“Nah, the other one. The one in the pack that says, ‘93 percent.’”

The younger boy grabbed the correct package of meat, turned, and handed it to the older boy, whose face was painted in hickory. The younger boy’s tawny face and bright eyes reminded James of the thick syrup he soaked his Sunday morning pancakes in every week when he was on the ship.

With his arm around the tawny boy’s shoulders, the older hickory-colored boy guided his little brother away from the chilly refrigerated section and towards the inner aisles.

James’ breath quickened as Aaron’s face flashed before him. His body turned cold and sweat began to gather in his armpits. James dropped the basket and was startled by the clang of it hitting the floor. He watched the shiny Honeycrisp slowly roll away.

James abandoned his groceries and walked briskly toward the exit. When he made it to open air, James inhaled deeply and exhaled slowly trying to slow his heartbeat. He continued walking until he arrived at his front door, retrieved his key, and let himself into the dark living room burning with radiant heat. James sank into the couch and remained there until after the sun set. He had fallen into a fitful sleep.

When he awoke three hours later, he realized he still had on his coat. As James removed it, an envelope fell from the inside pocket. He sat at the card table and read the sender’s name: “Aaron Brown.”

James read aloud: “I’m sorry I wasn’t there for you. –Aaron”

He unfolded a second piece of paper: a cashier’s check for $20,000.

The check triggered the memory that James had been trying, unsuccessfully, to suppress all day.


Aaron, James, Evans, his two friends, and the two women entered Room 6-A at the Harman Loop Hotel. Evans pulled a bottle of Jack Daniel’s from his coat pocket and took a large swig. He drank it like it was apple juice. Evans and his friends took turns drinking from the bottle and then handed it to Aaron who also took a big drink and tried to hand it off to James.

James shook his head, “No, man, I’m good.”

Incensed, Evans got in James’ face. Evans was so close that James felt nauseous from inhaling the stench of whiskey and whatever garlic-infused meal Evans had eaten earlier.

Evans kicked the women out. Still in James’ face, Evans looks at his friends and said, "Why pay for a prostitute when we got a bitch right here that we can fuck for free?"

Evans punched James in the gut and when James doubled over in agony from the blow, Evans kneed him in the face. The other guys attacked Aaron, forcing him into a corner while raining blows on Aaron’s face and body. James was barely conscious after sustaining Evans’ punches and kicks. By the time Evans pulled him up by his collar, James had lost count of how many times Evans hit him. With an aggression that James had never before experienced, Evans grabbed his shoulders, forcing James to turn around so that his back was to Evans.
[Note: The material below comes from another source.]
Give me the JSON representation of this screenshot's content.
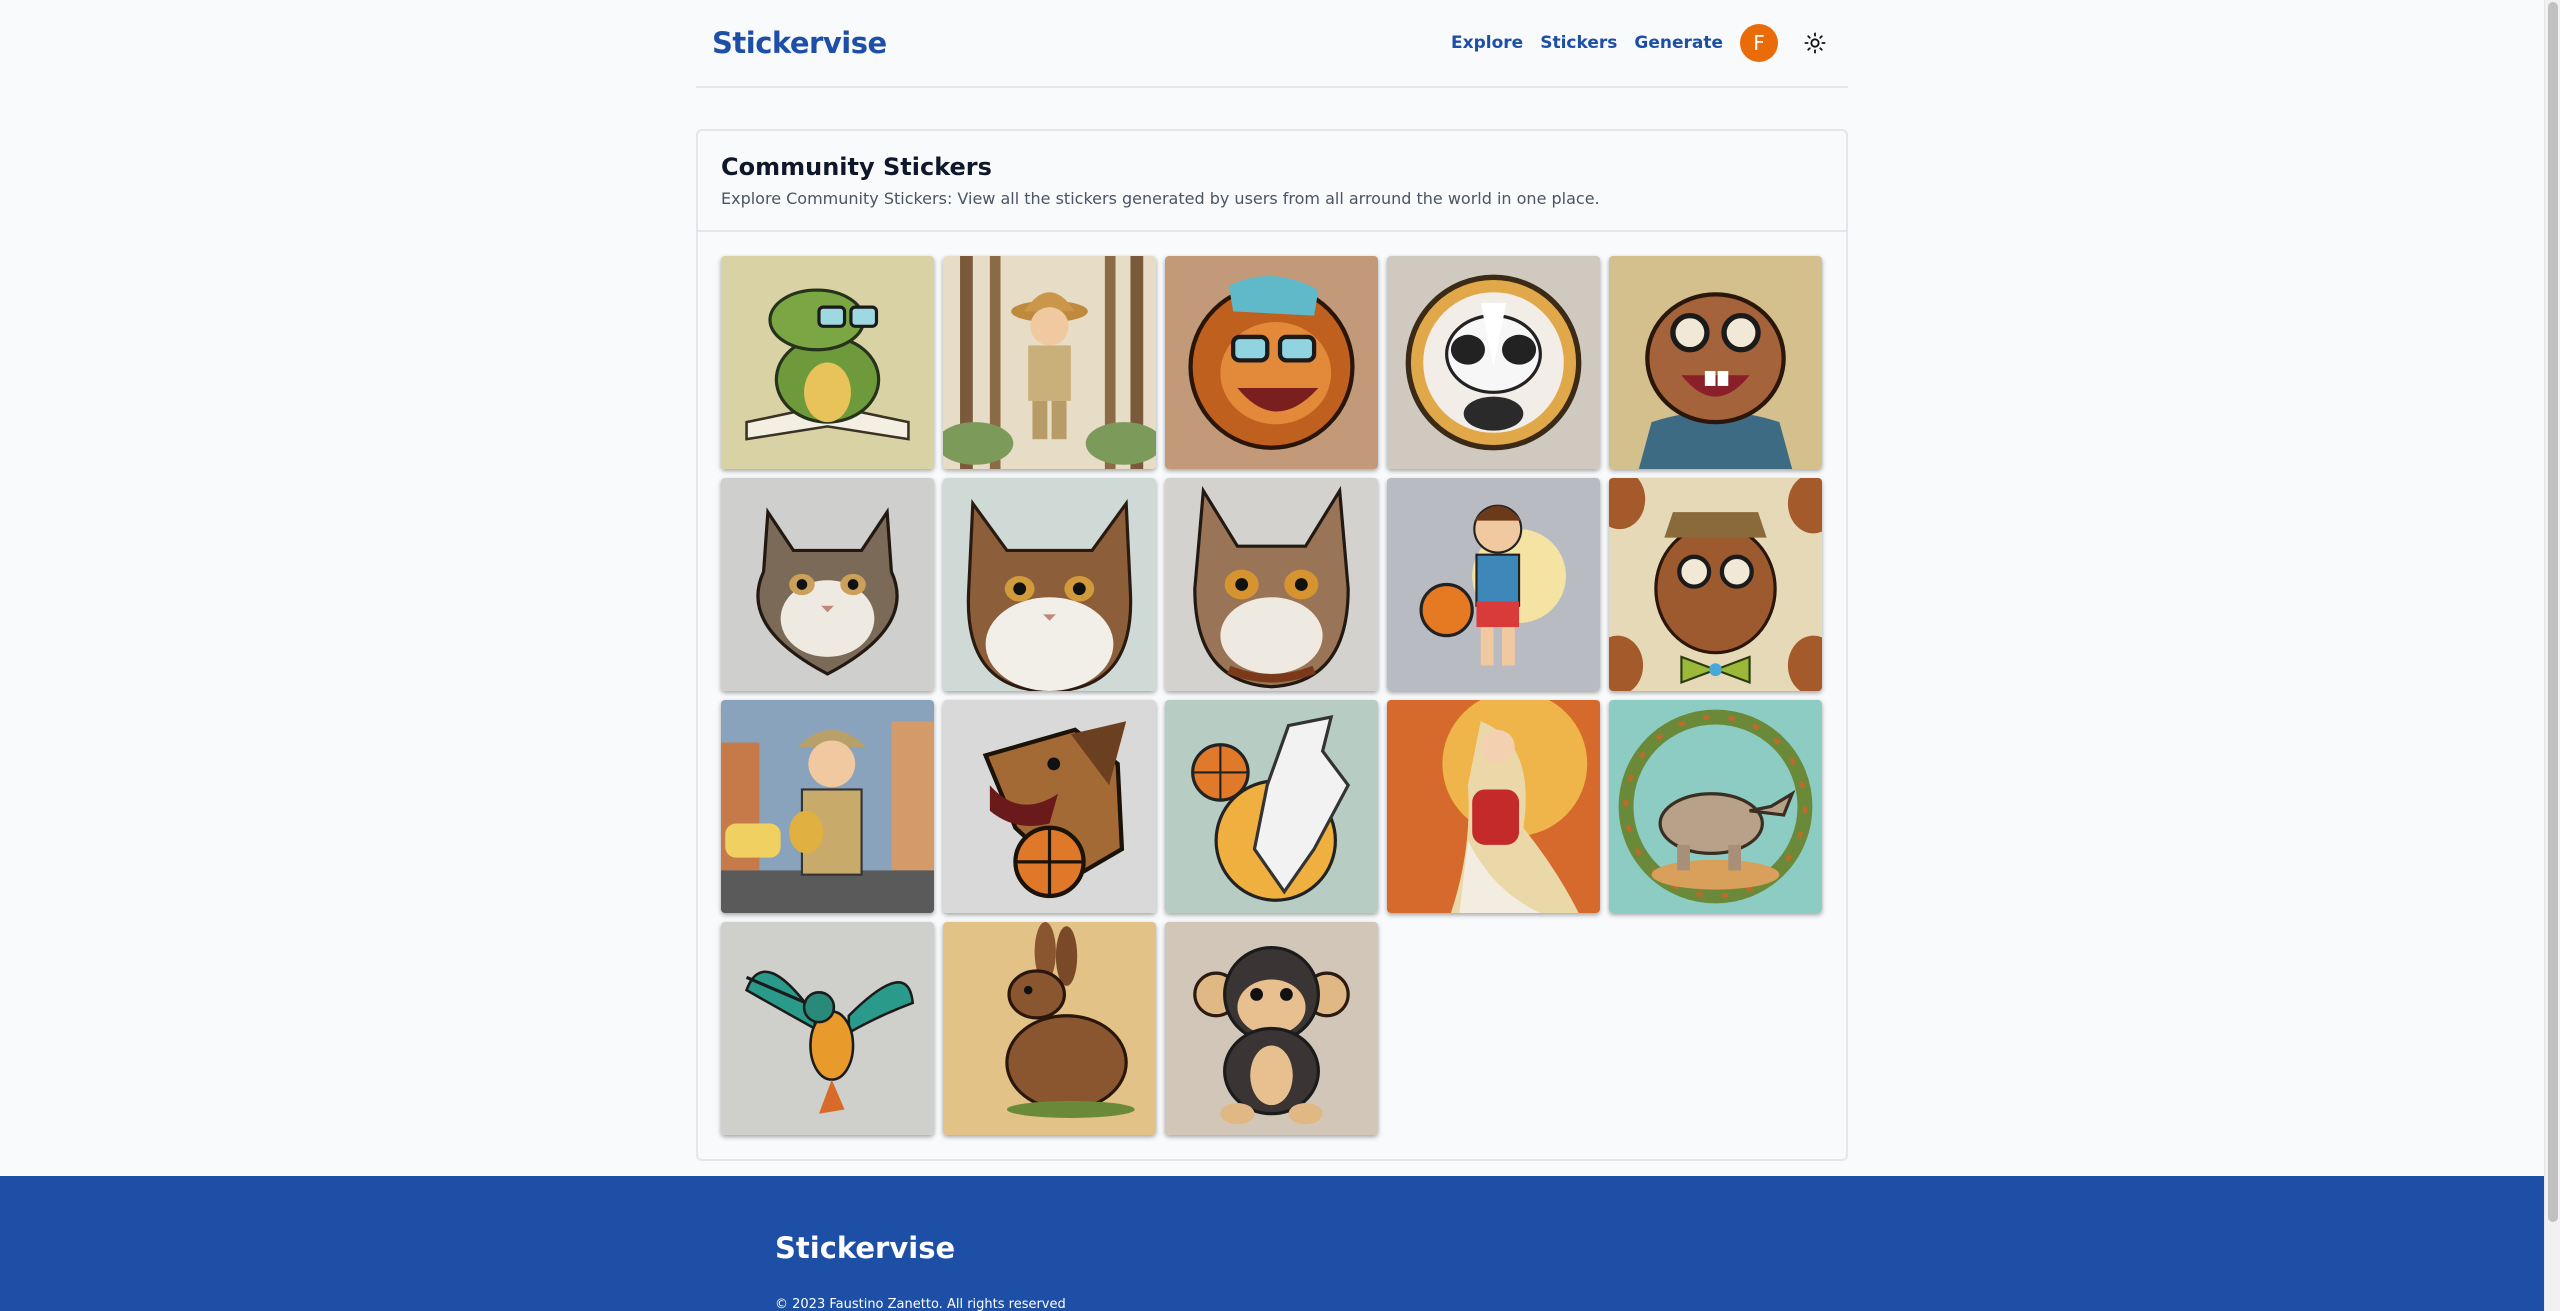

Evans seized the back of James’ neck and pushed him down so that he leaned over the bed.


James lost his best friend that night in Guam. Aaron avoided James for the rest of their tour. When James managed to get close enough to talk privately with Aaron, Aaron rushed off, claiming some excuse as to why he didn’t have time for his lifelong friend. James was left alone when he needed a trusted friend the most.

As he stared at the cashier’s check, James battled competing feelings. Aaron had never thrown money at him like that before. It felt belittling. James ultimately decided, however, that Aaron would not send him this money to insult him. It had to have come from a place of seeking forgiveness and healing. James felt hopeful because he desperately needed a friend and that note could represent the beginning of their new friendship. The money would allow him to fulfill a longing that James had confided in Aaron while they were in high school. James would move to the Amalfi Coast in Italy. Staring at the check, James started to imagine living again.

fact or fiction

Takeia R. Johnson

I write at the intersection of the self and the social. I'm especially interested in:

- Black women

- mental health

- Beyoncé

- Marvel Cinematic Universe

- diversity and inclusion in the workplace

- myself (my identity and experiences)

Receive stories by Takeia R. Johnson in your feed
Takeia R. Johnson

Find us on social media

Miscellaneous links

  • Explore
  • Contact
  • Privacy Policy
  • Terms of Use
  • Support

© 2021 Creatd, Inc. All Rights Reserved.